Santos-Silva J., Bessa R.J.B., Santos-Silva F. (2002): Effect of genotype, feeding system and slaughter weight on the quality of light lambs II. Fatty acid composition of meat. Livestock Production Science, 77: 187–194. https://doi.org/10.1016/S0301-6226(02)00059-3
Sieber R., Collomb M., Aeschlimann A., Jelen P., Eyer H. (2004): Impact of microbial cultures on conjugated linoleic acid in dairy products – A Review. International Dairy Journal, 14: 1–15. https://doi.org/10.1016/S0958-6946(03)00151-1
Seçkin A.K., Gursoy O., Kinik O., Akbulut N. (2005): Conjugated linoleic acid (CLA) concentration, fatty acid composition and cholesterol content of same Turkish dairy products. LWT – Food Science and Technology, 38: 909–915. https://doi.org/10.1016/j.lwt.2004.09.011

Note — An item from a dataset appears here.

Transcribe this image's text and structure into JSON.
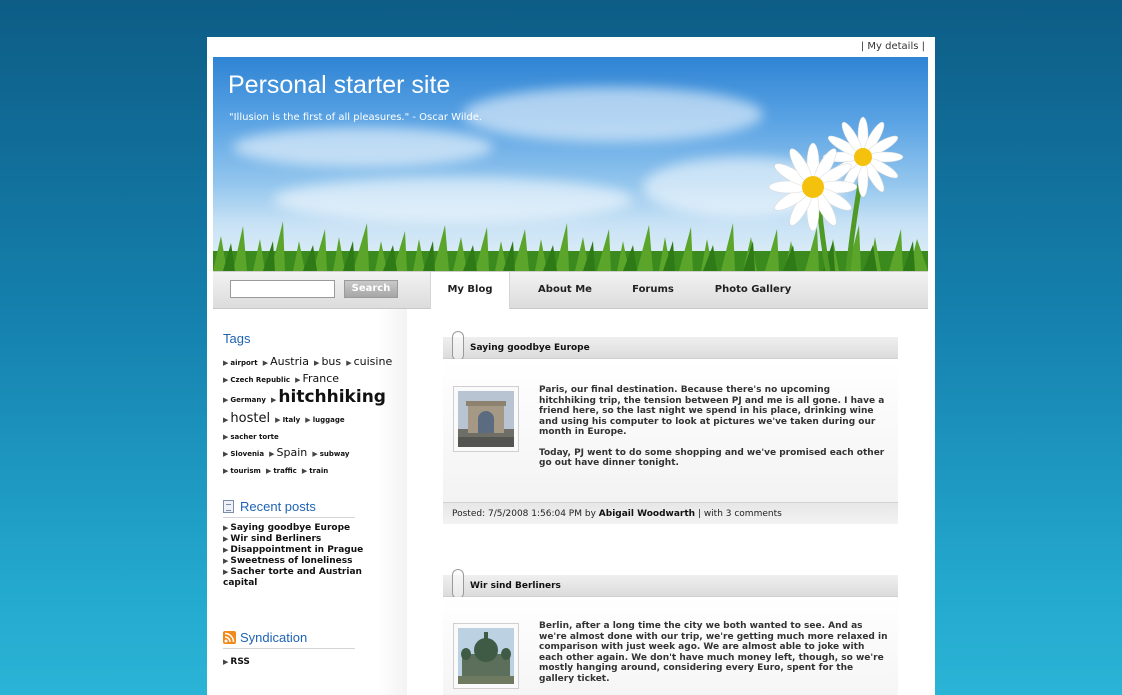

Shantha N.C., Ram L.N., O’Leary J., Hicks C.L., Decker A. (1995): Conjugated linoleic acid concentrations in dairy products as affected by processing and storage. Journal of Food Science, 60: 695–697. https://doi.org/10.1111/j.1365-2621.1995.tb06208.x

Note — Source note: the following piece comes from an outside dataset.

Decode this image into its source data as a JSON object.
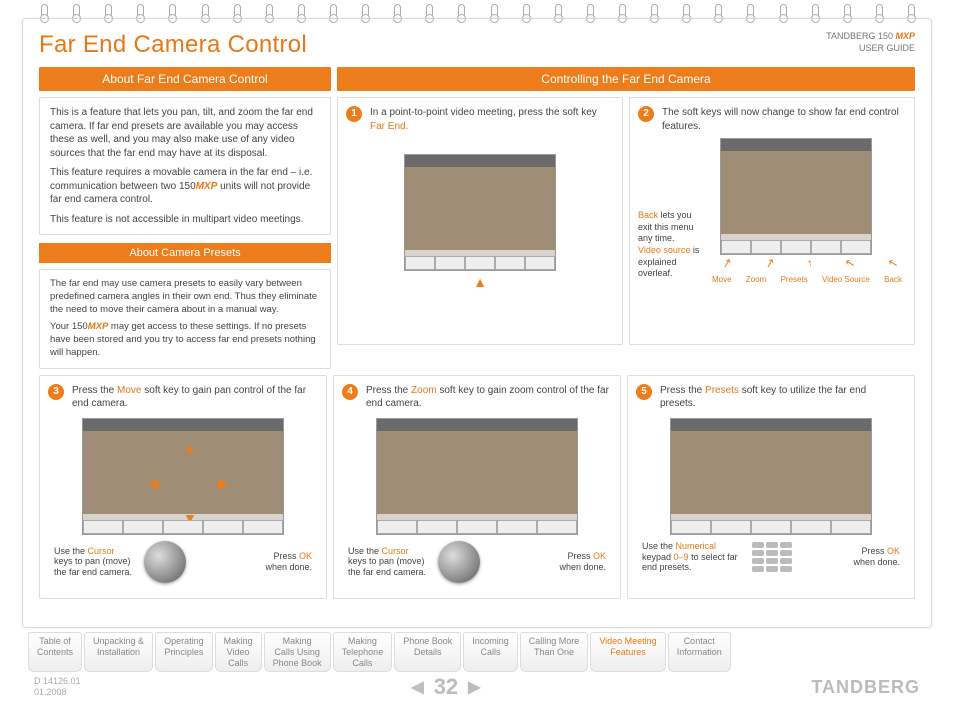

Simopoulos A.P. (2008): The importance of the omega-6/omega-3 fatty acid ratio in cardiovascular disease and other chronic diseases. Experimental Biology and Medicine, 233: 674–688. https://doi.org/10.3181/0711-MR-311
Ulbricht T., Southgate D. (1991): Coronary heart disease: Seven dietary factors. The Lancet, 338: 985–992. https://doi.org/10.1016/0140-6736(91)91846-M
Wahle K.W.J., Heys S.D., Rotundo D. (2004): Conjugated linoleic acids: are they beneficial or detrimental to health? Progress in Lipid Research, 43: 553–587. https://doi.org/10.1016/j.plipres.2004.08.002
Wijendran V., Hayes K.C. (2004): Dietary n-6 and n-3 fatty acid balance and cardiovascular health. Annual Reviews and Nutrition, 24: 597–615. https://doi.org/10.1146/annurev.nutr.24.012003.132106